David Robson

Science writer and editor

I am an award-winning writer and editor, who specialises in writing in-depth articles probing the extremes of the human mind, body and behaviour. My subjects have included the limits of intelligence, the true stories of 'real-life' vampires, and our burgeoning understanding of the ways that culture shapes your psychology. I am currently writing The Intelligence Trap for Hodder and Stoughton (UK)/WW Norton (USA).

I hope you enjoy my clippings. If you would like to get in touch, please email d_a_robson "at" hotmail.com.

UK

Portfolio

Bbc

How to supercharge the way you learn

Face to face with the world's leading memory experts, my mind is beginning to feel very humble. Ben Whately, for instance, tells me about the famous mnemonist Matteo Ricci, a...

BBC Future

Hypnosis: The day my mind was 'possessed'

Scientists are using hypnosis to understand why some people believe they’re inhabited by paranormal beings. To find out more, David Robson lost his mind.

Bbc

A five-step guide to not being stupid

If you ever doubt the idea that the very clever can also be very silly, just remember the time the smartest man in America tried to electrocute a turkey. Benjamin Franklin had...

Bbc

What's the prime of your life?

Is ageing an inevitable decline - or are there unexpected perks to getting older? David Robson reports.

Bbc

The strangest sounds in the world

"You know you were told to be nice and not to heckle?" Sophie Meekings asks her audience in the dingy cellar of the North London pub. "Well, you can heckle me if you want - it's...

Bbc

The philosopher who studies the experience of coffee

Is coffee much deeper than it appears? David Robson meets a philosopher who certainly thinks so - he's attempting to use the drink to probe the human mind.

BBC Future

What makes an urban legend?

You may have already met Slender Man - the preternaturally tall, spectral being wearing a black suit and tie, with a white and featureless face. He is often seen in the shadows...

BBC Future

Five things Alice in Wonderland reveals about the brain

Lewis Carroll was remarkably modest about his masterpiece. "The heroine spends an hour underground, and meets various birds, beasts, etc (no fairies), endowed with speech," he...

BBC Future

The contagious thought that could kill you

Beware the scaremongers. Like a witch doctor's spell, their words might be spreading modern plagues. We have long known that expectations of a malady can be as dangerous as a...

BBC Future

Dos and don'ts for restful sleep

Few experiences are as maddening as a restless night. Sleep should, in theory, be the most natural and effortless activity in the world, yet insomnia is common to many of us. To...

BBC Future

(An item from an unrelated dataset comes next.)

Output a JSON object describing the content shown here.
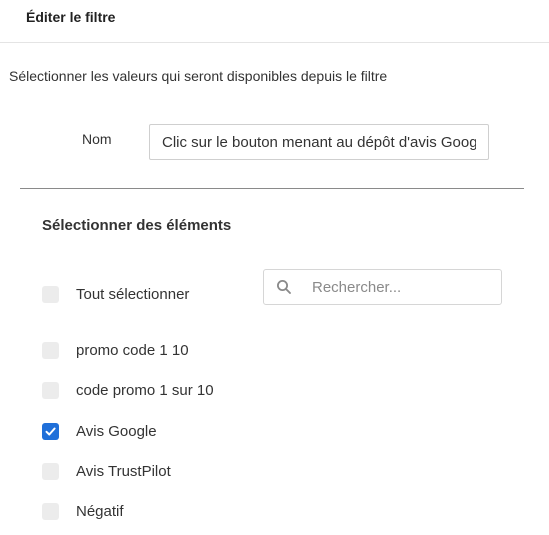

Psychology: the man who studies everyday evil

If you had the opportunity to feed harmless bugs into a coffee grinder, would you enjoy the experience? Even if the bugs had names, and you could hear their shells painfully...

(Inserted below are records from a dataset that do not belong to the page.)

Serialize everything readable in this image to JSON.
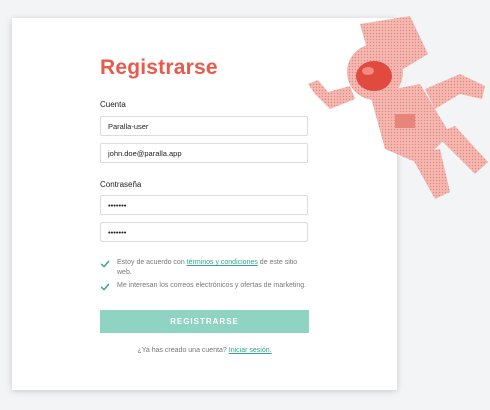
{
  "form": {
    "title": "Registrarse",
    "account_label": "Cuenta",
    "username_value": "Paralla-user",
    "email_value": "john.doe@paralla.app",
    "password_label": "Contraseña",
    "password_value": "•••••••",
    "password_confirm_value": "•••••••",
    "terms_prefix": "Estoy de acuerdo con ",
    "terms_link": "términos y condiciones",
    "terms_suffix": " de este sitio web.",
    "newsletter_text": "Me interesan los correos electrónicos y ofertas de marketing.",
    "submit_label": "REGISTRARSE",
    "footer_text": "¿Ya has creado una cuenta? ",
    "login_link": "Iniciar sesión."
  },
  "colors": {
    "accent_red": "#ea5a4b",
    "accent_green": "#2fa58a",
    "button_bg": "#8fd3c3"
  },
  "icons": {
    "checkbox_terms": "checkmark-icon",
    "checkbox_newsletter": "checkmark-icon",
    "illustration": "astronaut-illustration"
  }
}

BBC Future

Do dreams occur in slow motion?

The sleeping mind enters a time warp, says David Robson

New Scientist

A brief history of the brain

How did we evolve from a single cell to thinking beings? This is the story of the most complex object in the universe

BBC Future

How to curb hunger pangs with your mind

Eric Robinson has a surprising tool for weight loss. It's something we all have, but perhaps don't use it as much as we'd like: our memory. Dieters often feel that they are...

BBC Future

The strange case of the man with two hearts

It changed his body - and his mind

New Scientist

The trouble with neuroscience

With neuroscience developing so fast, what are the perils of reading the brain for secrets about human nature?

BBC Future

The best way to predict the future

A small group of people have a surprising knack for correctly predicting the course of world events – and you could be one of them, says David Robson.

The Observer

How the visual language of comics could have its roots in the ice age

Psychologist and comics obsessive Neil Cohn believes cartoons have a sophisticated language all their own

Bbc

Mystery booms: What's the cause?

The beginning of Armageddon, or an alien invasion? Over the weekend, people in the UK and parts of the US were awoken by loud, rumbling noises. David Robson explores the...

Washington Post

Where do our minds go at night?

How do our brains create the dream world, with its eerie mixture of the familiar and the bizarre?